Autism May Be Diagnosed Early by Sense of Smell

profile picture of Anisa Arsenault
ByAnisa Arsenault
Associate Editor
Mar 2017
Hero Image
Photo: Shutterstock

We recently told you that tracking an infant’s eye patterns can help detect autism earlier. But a new study is relying on a different sense for early detection: smell.

A simple sniff test accurately determined whether or not a toddler had autism spectrum disorder (ASD) 81 percent of the time. Researchers noticed that unlike those without ASD, autistic kids didn’t adjust their sniffing patterns when encountering an unpleasant scent. So while people without autism may try and limit the flow of air through their noses in, say, a public bathroom, those with autism don’t make that adjustment.

While kids without autism adjusted sniffing within 305 milliseconds of smelling a foul odor, autistic children didn’t adjust it at all.

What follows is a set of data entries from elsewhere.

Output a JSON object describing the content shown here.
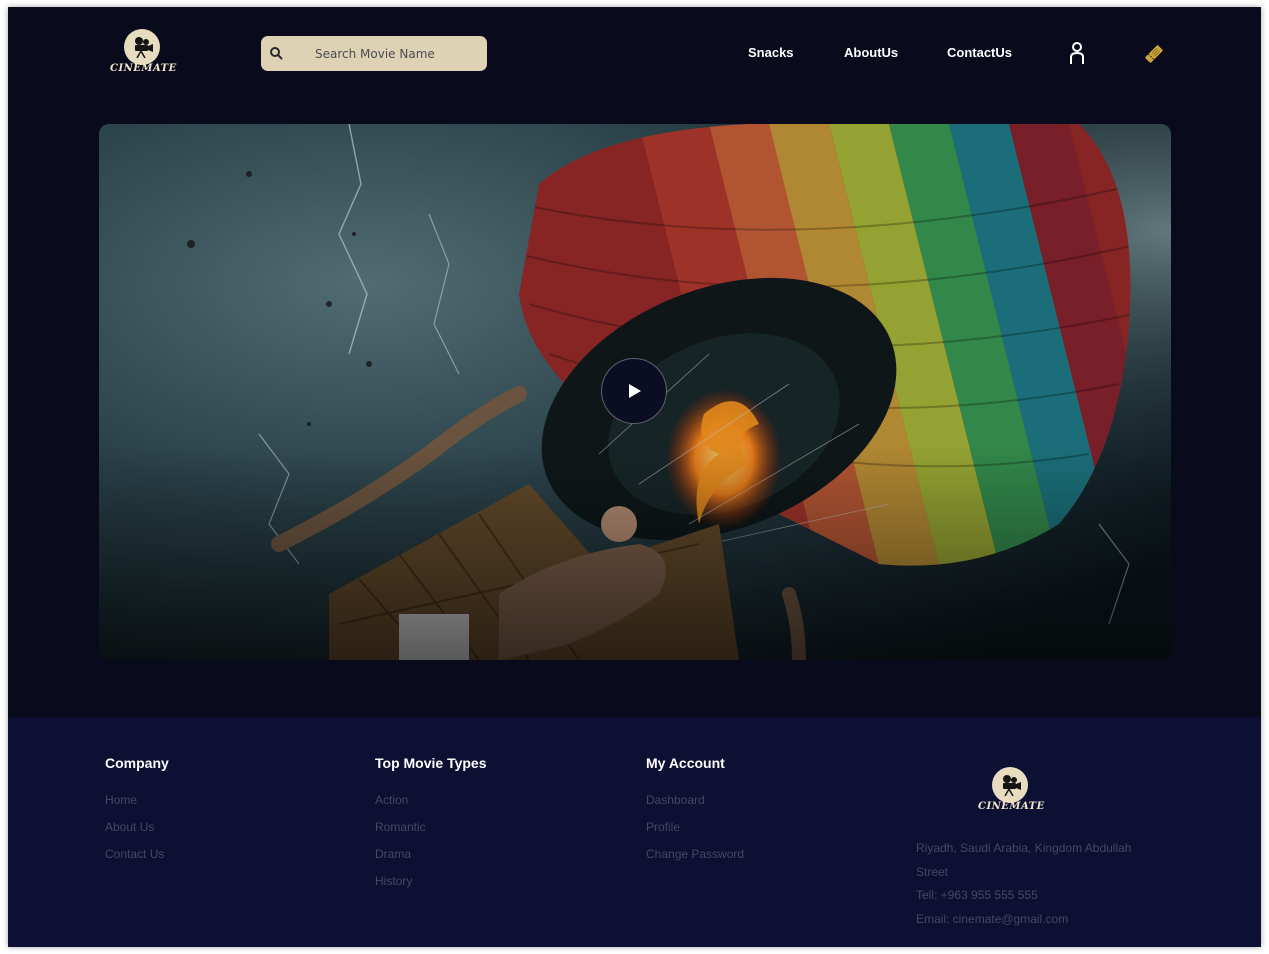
{
  "header": {
    "logo_text": "CINEMATE",
    "search_placeholder": "Search Movie Name",
    "nav": [
      "Snacks",
      "AboutUs",
      "ContactUs"
    ],
    "icons": {
      "search": "search-icon",
      "user": "user-icon",
      "ticket": "ticket-icon"
    }
  },
  "hero": {
    "play_icon": "play-icon"
  },
  "footer": {
    "columns": [
      {
        "title": "Company",
        "links": [
          "Home",
          "About Us",
          "Contact Us"
        ]
      },
      {
        "title": "Top Movie Types",
        "links": [
          "Action",
          "Romantic",
          "Drama",
          "History"
        ]
      },
      {
        "title": "My Account",
        "links": [
          "Dashboard",
          "Profile",
          "Change Password"
        ]
      }
    ],
    "logo_text": "CINEMATE",
    "address_line1": "Riyadh, Saudi Arabia, Kingdom Abdullah",
    "address_line2": "Street",
    "phone": "Tell: +963 955 555 555",
    "email": "Email: cinemate@gmail.com"
  },
  "colors": {
    "page_bg": "#090a1b",
    "footer_bg": "#0d0f33",
    "search_bg": "#ddd2b3",
    "accent_gold": "#c9a43a"
  }
}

Study author Noam Sobel of Israel’s Weizmann Institute of Science explains this is indicative of brain templates not coordinating senses with actions.

Researchers recorded he olfactory responses of 18 autistic and 18 other children with an average age of seven. But Noam thinks this test could be effective for children only a few months old.

“We can identify autism and its severity with meaningful accuracy within less than 10 minutes, using a test that is completely non-verbal and entails no task to follow,” Sobel says. “This raises the hope that these findings could form the base for development of a diagnostic tool that can be applied very early on, such as in toddlers only a few months old. Such early diagnosis would allow for more effective intervention.”

Currently, autism typically isn’t diagnosed until ages four or five.

Related Video

Q&A: Baby’s Two-Year Checkup?

Dr. Cheryl Wu

Baby’s 15-Month Checkup?

Bob Sears, MD, pediatrician in private practice in Dana Point, California

Could Pediatricians Be Doing More for Parents?

Anisa Arsenault
Associate Editor

AAP Issues New Guidelines for Pediatric Waiting Rooms

Natalie Neusch
Contributing Writer

What Every Parent Needs to Know About Autism

Margarita Bertsos
Contributing Writer

AAP Checkup Updates: What You Need to Know

Cassie Kreitner
Senior Editor

Top 10 Questions Parents Ask at the Newborn Well Visit

Dina DiMaggio, MD, and Anthony F. Porto, MD, MPH

Three-Year Checkup?

Diane Bloomfield, MD, attending pediatrician at The Children’s Hospital at Montefiore in Bronx, New York